Exercise prompt: Write out each line from the data below that includes the word "this".

Given data:

+++++

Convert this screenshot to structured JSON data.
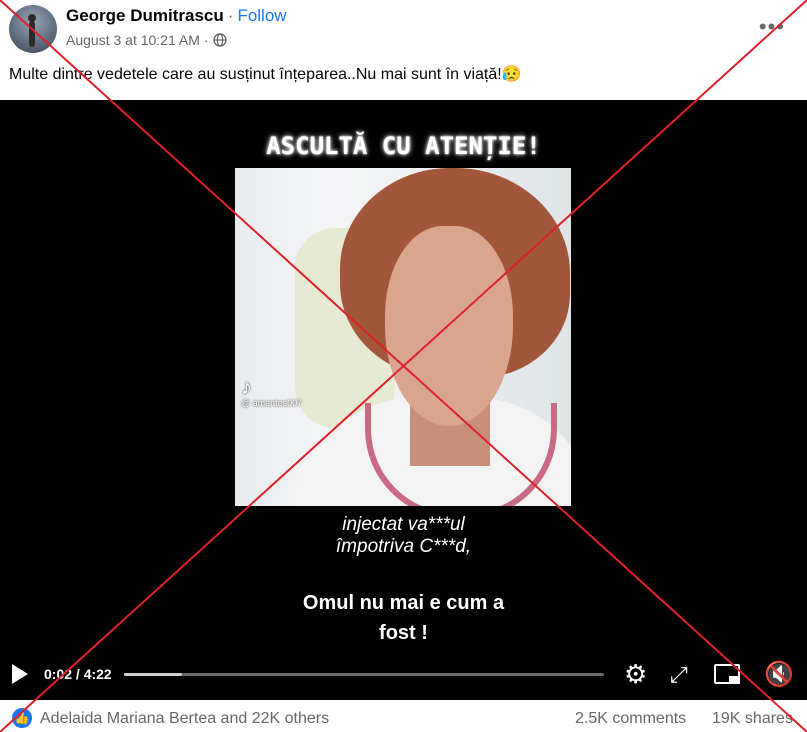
{
  "post": {
    "author": "George Dumitrascu",
    "separator": "·",
    "follow_label": "Follow",
    "timestamp": "August 3 at 10:21 AM",
    "privacy_icon": "globe-icon",
    "more_icon": "more-options-icon",
    "text": "Multe dintre vedetele care au susținut înțeparea..Nu mai sunt în viață!😥"
  },
  "video": {
    "banner": "ASCULTĂ CU ATENȚIE!",
    "watermark_logo": "tiktok-logo",
    "watermark_handle": "@ amantes007",
    "subtitle_line1": "injectat va***ul",
    "subtitle_line2": "împotriva C***d,",
    "caption_line1": "Omul nu mai e cum a",
    "caption_line2": "fost !",
    "time_display": "0:02 / 4:22",
    "progress_fraction": 0.12
  },
  "controls": {
    "play_icon": "play-icon",
    "settings_icon": "gear-icon",
    "fullscreen_icon": "expand-icon",
    "pip_icon": "picture-in-picture-icon",
    "volume_icon": "volume-muted-icon"
  },
  "footer": {
    "reactions_icon": "like-icon",
    "reactors": "Adelaida Mariana Bertea and 22K others",
    "comments": "2.5K comments",
    "shares": "19K shares"
  },
  "colors": {
    "brand_blue": "#1877f2",
    "overlay_cross": "#e0202b",
    "secondary_text": "#65676b"
  }
}
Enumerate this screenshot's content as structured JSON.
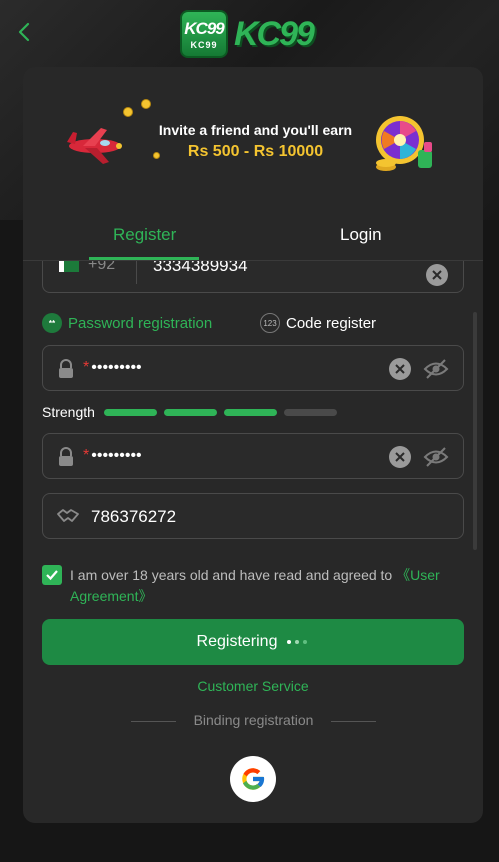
{
  "header": {
    "logo_badge_text": "KC99",
    "logo_badge_sub": "KC99",
    "logo_word": "KC99",
    "back_icon": "chevron-left-icon"
  },
  "banner": {
    "line1": "Invite a friend and you'll earn",
    "line2": "Rs 500 - Rs 10000"
  },
  "tabs": [
    {
      "label": "Register",
      "active": true
    },
    {
      "label": "Login",
      "active": false
    }
  ],
  "phone": {
    "country_code": "+92",
    "value": "3334389934"
  },
  "registration_options": {
    "password": {
      "label": "Password registration",
      "icon_text": "**"
    },
    "code": {
      "label": "Code register",
      "icon_text": "123"
    }
  },
  "password": {
    "required_mark": "*",
    "value": "•••••••••"
  },
  "strength": {
    "label": "Strength",
    "level": 3,
    "total": 4,
    "active_color": "#2fb457",
    "inactive_color": "#4a4a4a"
  },
  "confirm_password": {
    "required_mark": "*",
    "value": "•••••••••"
  },
  "invite_code": {
    "value": "786376272"
  },
  "agreement": {
    "checked": true,
    "text": "I am over 18 years old and have read and agreed to ",
    "link": "《User Agreement》"
  },
  "submit": {
    "label": "Registering"
  },
  "customer_service": "Customer Service",
  "binding_label": "Binding registration",
  "colors": {
    "accent": "#2fb457",
    "button": "#1e8a44",
    "card": "#282828",
    "background": "#161616"
  }
}
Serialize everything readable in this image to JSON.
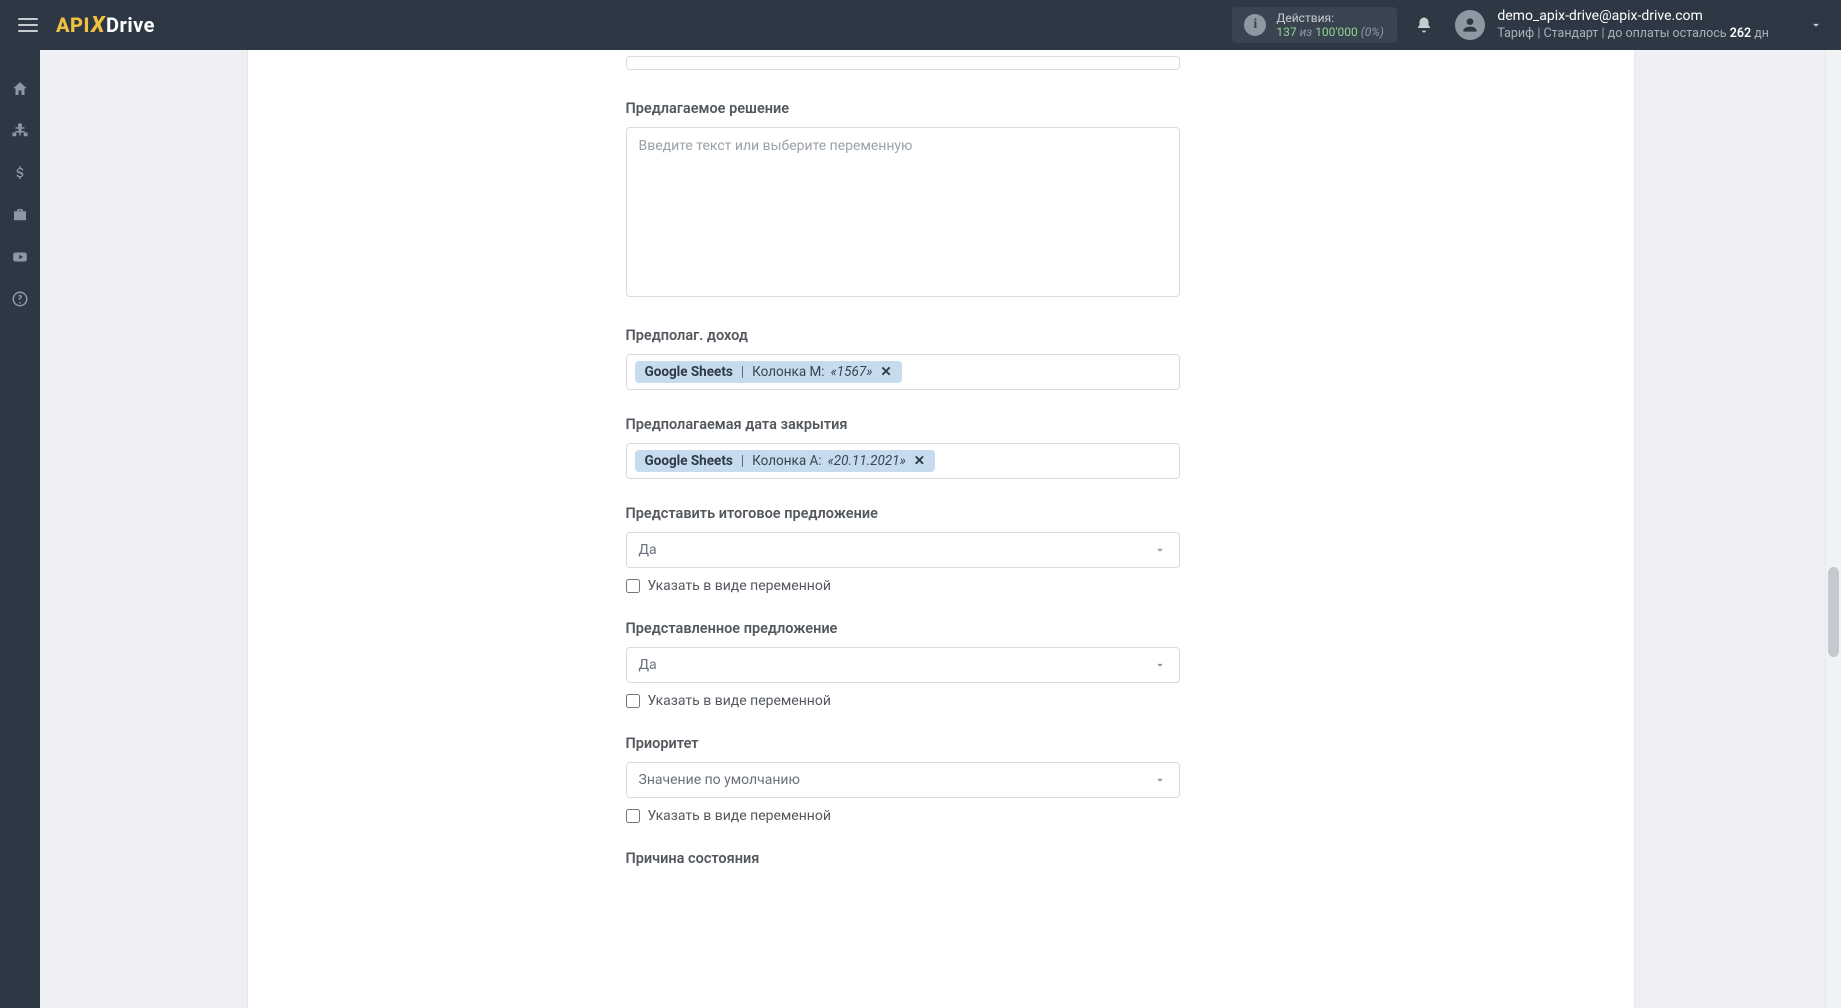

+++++

Result:
Convert this screenshot to structured JSON data.
Enumerate this screenshot's content as structured JSON.
Serialize everything readable in this image to JSON.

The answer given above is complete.